That’s My Boy Review
It just seems like every year, Adam Sandler has the need to come up with one bad movie. Having derailed to his original type of humor and my tolerance for any on-screen time he has is wearing thin these days. That’s My Boy, Sandler’s newest addition, would seem like the kind of movie you would despise, hate and judge. But this time, I might have judged it a bit too fast.
Donny (Sandler) lived the ultimate teenage dream: to have intimate relations with his hot high school teacher. This “relationship” resulted in Donny being a father in his early teens and having to take care of his son, Todd (Andy Sandberg), up until Todd’s 18th birthday.
While Donny was bombarded with press and 80s glamour, he had very little values and very little managerial skills towards his son and his life altogether, forcing him to live as an eternal child. We find out that Donny owes the IRS close to 50,000$ and if he doesn’t pay up in less than a week, he will have to go to jail. Enters the thought of contacting his son, since he knows Todd is doing better than him financially, which he hasn’t seen since he moved out when he turned 18.
In the meanwhile Todd is planning the last details on his marriage with his fiancée, Jamie (Leighton Meester), and living a wealthy(er) but stressful and anxious life. Donny passes as his friend in front of Jamie’s family since Todd never revealed he was the product of teacher-student scandal and 80s phenomena.
With what seems to be a pretty shitty story for the untrained brain to process, the jokes molded around it actually kinda saved the movie (a little bit). A lot of the jokes were 80s referential humor, which included a fun bunch of cameos (mostly Vanilla Ice playing himself (!)). Very little to do with the actual story but worked well since Sandler’s character was an extreme caricature of those 80s-has-been child stars. A lot of that same decade’s music accompanied the flick (ironically) and made it really fun. It may seem cliché but paired with some extremist jokes it made it…less bad.
More comics who are used to being seen in a Sandler movie make brief appearances (Nick Swardson, Will Arnett) lighted up the mood for certain scenes and it felt like a Happy Madison project
Sandler was probably the most horrible part of the movie, sadly but with no surprise there. His voice was just really irritable and his character was just too repetitive with many gags, it just starting to grow old too fast. His character hardly learns from any of his mistakes and his persona doesn’t change till too close to the end. That is until Sandberg comes around and delivers an even performance. Being very close to what he usually plays the nervous, clumsy and perpetual smart-mouthed guy. His relationship to Sandler’s seems implausible at first due to the actors’ real age and Sandler’s thin performance.
Ladies, your treat is watching Milo Ventimiglia (that guy from Heroes), playing Jamie’s brother.
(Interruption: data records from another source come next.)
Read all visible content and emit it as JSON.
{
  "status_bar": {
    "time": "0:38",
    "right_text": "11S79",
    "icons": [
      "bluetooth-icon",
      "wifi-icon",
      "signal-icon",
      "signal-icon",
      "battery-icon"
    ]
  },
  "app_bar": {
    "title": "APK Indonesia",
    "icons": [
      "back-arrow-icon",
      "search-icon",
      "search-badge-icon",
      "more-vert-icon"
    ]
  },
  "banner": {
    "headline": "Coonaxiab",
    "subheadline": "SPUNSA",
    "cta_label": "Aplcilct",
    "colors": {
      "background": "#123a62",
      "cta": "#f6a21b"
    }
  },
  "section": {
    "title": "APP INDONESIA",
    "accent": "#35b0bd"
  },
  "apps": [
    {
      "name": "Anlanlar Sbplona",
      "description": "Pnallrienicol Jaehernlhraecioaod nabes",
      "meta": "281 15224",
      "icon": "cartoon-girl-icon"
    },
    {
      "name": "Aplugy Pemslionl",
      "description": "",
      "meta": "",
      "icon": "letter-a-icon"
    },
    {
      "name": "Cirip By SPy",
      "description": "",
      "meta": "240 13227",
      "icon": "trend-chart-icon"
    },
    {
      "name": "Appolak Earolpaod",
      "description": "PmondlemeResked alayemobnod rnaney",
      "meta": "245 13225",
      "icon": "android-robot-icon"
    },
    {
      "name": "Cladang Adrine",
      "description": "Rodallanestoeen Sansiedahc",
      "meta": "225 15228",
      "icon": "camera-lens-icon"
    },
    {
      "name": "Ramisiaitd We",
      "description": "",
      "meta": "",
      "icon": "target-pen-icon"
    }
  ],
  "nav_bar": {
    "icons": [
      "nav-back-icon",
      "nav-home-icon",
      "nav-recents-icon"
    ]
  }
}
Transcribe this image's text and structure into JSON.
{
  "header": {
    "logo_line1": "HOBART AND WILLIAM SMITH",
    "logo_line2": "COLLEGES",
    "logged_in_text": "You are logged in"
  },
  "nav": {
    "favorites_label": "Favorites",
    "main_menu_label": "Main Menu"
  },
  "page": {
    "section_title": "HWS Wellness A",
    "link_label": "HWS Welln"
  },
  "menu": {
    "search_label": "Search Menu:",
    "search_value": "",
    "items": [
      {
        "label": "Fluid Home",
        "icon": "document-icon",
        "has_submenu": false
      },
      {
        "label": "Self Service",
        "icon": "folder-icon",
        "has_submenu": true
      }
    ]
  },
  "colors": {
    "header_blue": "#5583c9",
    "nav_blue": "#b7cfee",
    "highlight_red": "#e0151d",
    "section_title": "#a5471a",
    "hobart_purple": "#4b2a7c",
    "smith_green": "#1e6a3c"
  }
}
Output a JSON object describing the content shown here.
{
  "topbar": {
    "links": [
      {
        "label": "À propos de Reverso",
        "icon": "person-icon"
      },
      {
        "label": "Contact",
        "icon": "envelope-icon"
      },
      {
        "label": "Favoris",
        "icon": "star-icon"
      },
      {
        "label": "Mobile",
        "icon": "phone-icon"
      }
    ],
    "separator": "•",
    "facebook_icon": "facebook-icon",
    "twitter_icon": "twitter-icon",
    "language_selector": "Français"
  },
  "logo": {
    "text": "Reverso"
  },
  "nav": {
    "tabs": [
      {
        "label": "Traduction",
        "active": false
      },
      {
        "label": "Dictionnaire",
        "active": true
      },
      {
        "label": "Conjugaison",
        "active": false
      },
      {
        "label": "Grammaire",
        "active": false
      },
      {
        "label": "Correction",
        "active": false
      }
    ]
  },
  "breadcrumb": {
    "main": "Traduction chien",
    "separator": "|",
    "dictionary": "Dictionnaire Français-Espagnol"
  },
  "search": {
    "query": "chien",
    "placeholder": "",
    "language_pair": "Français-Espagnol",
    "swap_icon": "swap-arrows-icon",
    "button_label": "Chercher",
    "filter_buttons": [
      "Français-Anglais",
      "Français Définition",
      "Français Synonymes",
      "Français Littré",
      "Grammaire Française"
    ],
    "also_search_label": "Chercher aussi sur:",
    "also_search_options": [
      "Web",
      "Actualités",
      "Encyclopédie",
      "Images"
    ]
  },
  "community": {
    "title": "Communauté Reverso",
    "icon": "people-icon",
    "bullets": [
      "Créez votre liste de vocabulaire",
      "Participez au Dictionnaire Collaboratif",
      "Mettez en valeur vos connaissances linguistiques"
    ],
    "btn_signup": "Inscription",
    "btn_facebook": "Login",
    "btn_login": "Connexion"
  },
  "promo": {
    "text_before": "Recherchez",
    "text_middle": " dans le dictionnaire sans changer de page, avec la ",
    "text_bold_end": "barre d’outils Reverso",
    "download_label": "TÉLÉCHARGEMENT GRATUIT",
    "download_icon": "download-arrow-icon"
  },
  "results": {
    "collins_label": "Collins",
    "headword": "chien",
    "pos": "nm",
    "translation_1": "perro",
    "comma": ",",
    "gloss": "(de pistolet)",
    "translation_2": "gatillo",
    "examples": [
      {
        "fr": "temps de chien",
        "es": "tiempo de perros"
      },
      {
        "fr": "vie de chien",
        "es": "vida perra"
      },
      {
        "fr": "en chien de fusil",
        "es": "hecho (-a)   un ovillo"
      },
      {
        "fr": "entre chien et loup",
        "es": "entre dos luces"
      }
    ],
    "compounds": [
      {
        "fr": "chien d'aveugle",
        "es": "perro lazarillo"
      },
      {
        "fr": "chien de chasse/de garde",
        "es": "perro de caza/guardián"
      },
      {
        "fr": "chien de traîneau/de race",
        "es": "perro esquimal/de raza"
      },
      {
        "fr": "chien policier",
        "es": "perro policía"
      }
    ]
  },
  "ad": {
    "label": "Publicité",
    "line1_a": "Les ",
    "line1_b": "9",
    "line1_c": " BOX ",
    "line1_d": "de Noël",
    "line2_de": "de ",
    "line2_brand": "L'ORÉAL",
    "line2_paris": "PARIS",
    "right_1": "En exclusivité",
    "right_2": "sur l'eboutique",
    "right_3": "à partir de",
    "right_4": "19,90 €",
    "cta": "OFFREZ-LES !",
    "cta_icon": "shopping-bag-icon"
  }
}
His character is quite unusual but will ensure lots and lots of laughs.
But, after the story gets started, the jokes just keep flying at you and you will start forgetting all the issues you encounter in the first twenty minutes in. The characters start to grown on you, the humor is way over the top many, many times and it makes it so absurd that you just kinda wanna see more.
The father-son theme gets a little more credible and a bit heartwarming by the end, where you already start forgiving Sandler for having become such a bad actor. Donny “accidentally” teaches his son the values in life and has a chance to be the father he could never have been. Yes, its premise is really out there, the actors are not terribly good (except Sandberg, he did a good job) but the jokes, while being at times really gross and far-fetched (making the R rating very justifiable and worth it), make the movie likable and most importantly: tolerable.
That’s My Boy has way more bad stuff its way than good ones. But sometimes we need that guilty-pleasure movie we all know is bad but love to watch anyway. The jokes are hilarious (even the terrible ones) and the end result will surely make up for whatever bad judgment you had for the movie.
Theatrical release date: June 15, 2012
Director: Sean Anders
Run time: 114 minutes